moss rose

My flower balcony 7 days photo blog diary stopped at day 4 – it took me quite a while to get back on the track, but I decided not to give up, especially because my geranium posts got a lot of likes. 🙂

Day 5 was supposed to be dedicated to moss roses which is really interesting English name by the way – in Serbian we call it PRKOS, challenging word for translation… something like innate willingness to oppose especially to hardships, stand for yourself, do something in spite of circumstances that don’t work for you. We are well know round here to do things in the best possible way especially when somebody or something blocks us or prevents us from doing something, so I think this is a perfect plant for me to continue this flower story. 🙂 If my computer had died irreversibly, these pictures would have disappeared… but here they are, against many if not all odds.
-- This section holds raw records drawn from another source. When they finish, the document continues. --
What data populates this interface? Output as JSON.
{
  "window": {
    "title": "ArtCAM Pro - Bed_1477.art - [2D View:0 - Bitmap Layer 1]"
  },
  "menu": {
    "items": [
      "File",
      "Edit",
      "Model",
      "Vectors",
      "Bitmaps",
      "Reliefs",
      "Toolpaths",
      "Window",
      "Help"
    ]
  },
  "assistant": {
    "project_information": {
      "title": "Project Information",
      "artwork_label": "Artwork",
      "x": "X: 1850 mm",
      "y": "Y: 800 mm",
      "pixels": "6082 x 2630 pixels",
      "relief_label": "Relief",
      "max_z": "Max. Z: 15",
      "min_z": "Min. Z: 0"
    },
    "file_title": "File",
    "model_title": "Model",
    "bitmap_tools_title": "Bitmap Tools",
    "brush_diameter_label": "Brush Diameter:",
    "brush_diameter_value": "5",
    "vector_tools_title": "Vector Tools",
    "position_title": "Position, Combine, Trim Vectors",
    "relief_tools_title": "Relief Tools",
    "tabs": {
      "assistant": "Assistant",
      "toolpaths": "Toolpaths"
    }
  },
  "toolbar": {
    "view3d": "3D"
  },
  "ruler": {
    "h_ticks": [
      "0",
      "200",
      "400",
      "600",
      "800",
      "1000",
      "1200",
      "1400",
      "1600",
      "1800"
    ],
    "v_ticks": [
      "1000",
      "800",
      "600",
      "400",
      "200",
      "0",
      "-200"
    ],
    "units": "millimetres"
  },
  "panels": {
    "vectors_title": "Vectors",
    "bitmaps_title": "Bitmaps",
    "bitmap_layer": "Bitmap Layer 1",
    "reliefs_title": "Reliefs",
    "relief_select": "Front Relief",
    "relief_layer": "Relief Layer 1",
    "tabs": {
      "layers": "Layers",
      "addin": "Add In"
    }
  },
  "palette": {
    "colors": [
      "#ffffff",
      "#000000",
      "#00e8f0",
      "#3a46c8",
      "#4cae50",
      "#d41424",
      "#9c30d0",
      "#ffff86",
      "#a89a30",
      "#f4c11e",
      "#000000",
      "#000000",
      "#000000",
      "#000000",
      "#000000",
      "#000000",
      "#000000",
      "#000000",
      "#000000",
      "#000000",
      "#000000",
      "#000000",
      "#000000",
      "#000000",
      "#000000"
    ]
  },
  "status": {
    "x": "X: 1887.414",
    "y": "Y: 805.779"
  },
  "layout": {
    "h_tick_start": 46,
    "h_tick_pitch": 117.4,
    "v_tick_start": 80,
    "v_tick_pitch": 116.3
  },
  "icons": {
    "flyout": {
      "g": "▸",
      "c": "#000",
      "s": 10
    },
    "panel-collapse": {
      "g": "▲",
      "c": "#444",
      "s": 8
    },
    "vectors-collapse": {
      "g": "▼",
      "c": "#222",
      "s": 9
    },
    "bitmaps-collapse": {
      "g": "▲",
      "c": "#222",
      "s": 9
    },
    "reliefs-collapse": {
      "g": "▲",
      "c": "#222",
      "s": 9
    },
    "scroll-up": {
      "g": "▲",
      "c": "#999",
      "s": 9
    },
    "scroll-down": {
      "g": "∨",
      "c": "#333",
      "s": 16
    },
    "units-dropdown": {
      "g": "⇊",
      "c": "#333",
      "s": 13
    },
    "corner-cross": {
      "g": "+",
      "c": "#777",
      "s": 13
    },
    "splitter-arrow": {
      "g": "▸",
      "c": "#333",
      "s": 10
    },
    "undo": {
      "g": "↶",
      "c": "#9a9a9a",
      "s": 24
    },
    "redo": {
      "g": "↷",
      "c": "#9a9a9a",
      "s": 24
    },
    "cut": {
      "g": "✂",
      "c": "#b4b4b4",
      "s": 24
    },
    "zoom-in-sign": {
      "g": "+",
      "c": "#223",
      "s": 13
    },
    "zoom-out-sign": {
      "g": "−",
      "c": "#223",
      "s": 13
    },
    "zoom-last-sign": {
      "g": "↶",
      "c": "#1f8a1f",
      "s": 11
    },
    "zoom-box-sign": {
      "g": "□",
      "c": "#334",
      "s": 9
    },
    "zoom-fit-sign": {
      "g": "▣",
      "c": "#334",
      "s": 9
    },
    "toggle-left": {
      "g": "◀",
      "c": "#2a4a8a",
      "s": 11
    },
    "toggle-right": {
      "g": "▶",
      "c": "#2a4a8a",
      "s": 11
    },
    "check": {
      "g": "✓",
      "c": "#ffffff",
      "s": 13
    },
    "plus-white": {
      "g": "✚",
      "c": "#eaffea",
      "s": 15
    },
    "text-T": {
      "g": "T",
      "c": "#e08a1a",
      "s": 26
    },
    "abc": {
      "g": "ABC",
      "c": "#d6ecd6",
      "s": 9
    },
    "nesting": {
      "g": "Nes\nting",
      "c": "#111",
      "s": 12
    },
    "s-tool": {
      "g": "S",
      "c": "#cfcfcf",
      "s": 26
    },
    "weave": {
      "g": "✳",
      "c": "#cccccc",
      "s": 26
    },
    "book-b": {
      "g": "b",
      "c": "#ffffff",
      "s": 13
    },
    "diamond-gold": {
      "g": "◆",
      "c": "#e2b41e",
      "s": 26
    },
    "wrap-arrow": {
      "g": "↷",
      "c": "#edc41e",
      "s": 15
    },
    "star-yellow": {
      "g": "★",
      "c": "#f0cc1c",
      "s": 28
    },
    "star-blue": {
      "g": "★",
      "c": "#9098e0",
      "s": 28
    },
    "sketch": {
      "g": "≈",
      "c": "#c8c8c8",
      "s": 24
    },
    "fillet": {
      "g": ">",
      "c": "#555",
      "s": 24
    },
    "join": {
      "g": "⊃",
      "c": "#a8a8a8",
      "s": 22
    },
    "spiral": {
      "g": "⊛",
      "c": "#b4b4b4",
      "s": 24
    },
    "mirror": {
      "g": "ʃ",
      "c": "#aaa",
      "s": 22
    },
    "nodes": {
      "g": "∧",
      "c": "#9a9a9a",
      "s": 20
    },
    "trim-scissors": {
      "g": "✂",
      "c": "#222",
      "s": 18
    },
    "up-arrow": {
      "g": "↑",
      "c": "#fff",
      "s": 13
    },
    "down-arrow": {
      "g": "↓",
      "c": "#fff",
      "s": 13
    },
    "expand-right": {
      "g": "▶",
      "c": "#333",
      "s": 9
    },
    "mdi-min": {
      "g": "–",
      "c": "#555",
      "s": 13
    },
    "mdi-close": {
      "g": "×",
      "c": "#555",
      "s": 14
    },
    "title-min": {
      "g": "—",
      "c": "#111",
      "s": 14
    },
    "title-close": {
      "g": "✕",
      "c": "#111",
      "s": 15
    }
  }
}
My southern balcony is usually horribly warm, hit by the strongest noon sunshine, so plants struggle to survive – one of the plants that has absolutely no problem with this terribly warm sunshine is moss rose, which is why I used to plant a lot of them over there in the past years. They come in many different bright color varieties and I am really sorry now that I didn’t take pictures for quite a long time, but anyhow the point is that normally a moss rose flower is uniform in color – pink, red, yellow, white… To my astonishment, this little plant unfolded its flower and I was really amazed to discover – multicolor petals! I don’t think that there was some special manipulation here as I paid a normal, very low price per that small plastic container, it was perhaps just nature that had some fun mixing orange, pink and yellow seeds to come up with this unique solution. 🙂

These flowers open up only if hit by bright sunshine, and one flower lasts typically just one day, then another one opens up. They are sturdy and strong, real warriors – that was how they earned their name in my language. The plant lasts one year, which means that with the arrival of a new spring they have to be cultivated again from seeds or bought as already developed seedlings.